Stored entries
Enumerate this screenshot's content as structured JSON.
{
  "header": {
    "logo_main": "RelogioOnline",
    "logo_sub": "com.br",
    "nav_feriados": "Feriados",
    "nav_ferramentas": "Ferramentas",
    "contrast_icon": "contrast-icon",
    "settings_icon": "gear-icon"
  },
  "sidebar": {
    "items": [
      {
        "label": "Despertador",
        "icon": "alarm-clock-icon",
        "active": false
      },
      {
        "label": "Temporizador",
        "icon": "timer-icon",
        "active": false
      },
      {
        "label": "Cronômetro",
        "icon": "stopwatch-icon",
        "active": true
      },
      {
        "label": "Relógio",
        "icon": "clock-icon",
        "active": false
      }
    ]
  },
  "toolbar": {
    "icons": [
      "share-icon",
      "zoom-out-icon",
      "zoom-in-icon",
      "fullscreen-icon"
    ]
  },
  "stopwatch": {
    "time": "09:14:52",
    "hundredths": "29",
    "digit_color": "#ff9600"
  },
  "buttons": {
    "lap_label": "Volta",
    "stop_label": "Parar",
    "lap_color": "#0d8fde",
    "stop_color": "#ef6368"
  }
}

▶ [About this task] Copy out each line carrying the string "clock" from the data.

▶ [Output]
        "icon": "alarm-clock-icon",
        "icon": "clock-icon",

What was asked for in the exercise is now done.